● **Required action**
Would you set down every entry again, exactly as written?

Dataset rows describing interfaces
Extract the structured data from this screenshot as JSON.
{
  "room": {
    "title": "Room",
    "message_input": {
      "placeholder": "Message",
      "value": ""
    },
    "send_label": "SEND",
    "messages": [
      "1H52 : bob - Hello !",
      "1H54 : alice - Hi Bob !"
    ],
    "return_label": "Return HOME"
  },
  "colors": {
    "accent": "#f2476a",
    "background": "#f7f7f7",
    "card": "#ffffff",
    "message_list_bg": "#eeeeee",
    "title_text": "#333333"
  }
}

● **Task result**
Extract the structured data from this screenshot as JSON.
{
  "room": {
    "title": "Room",
    "message_input": {
      "placeholder": "Message",
      "value": ""
    },
    "send_label": "SEND",
    "messages": [
      "1H52 : bob - Hello !",
      "1H54 : alice - Hi Bob !"
    ],
    "return_label": "Return HOME"
  },
  "colors": {
    "accent": "#f2476a",
    "background": "#f7f7f7",
    "card": "#ffffff",
    "message_list_bg": "#eeeeee",
    "title_text": "#333333"
  }
}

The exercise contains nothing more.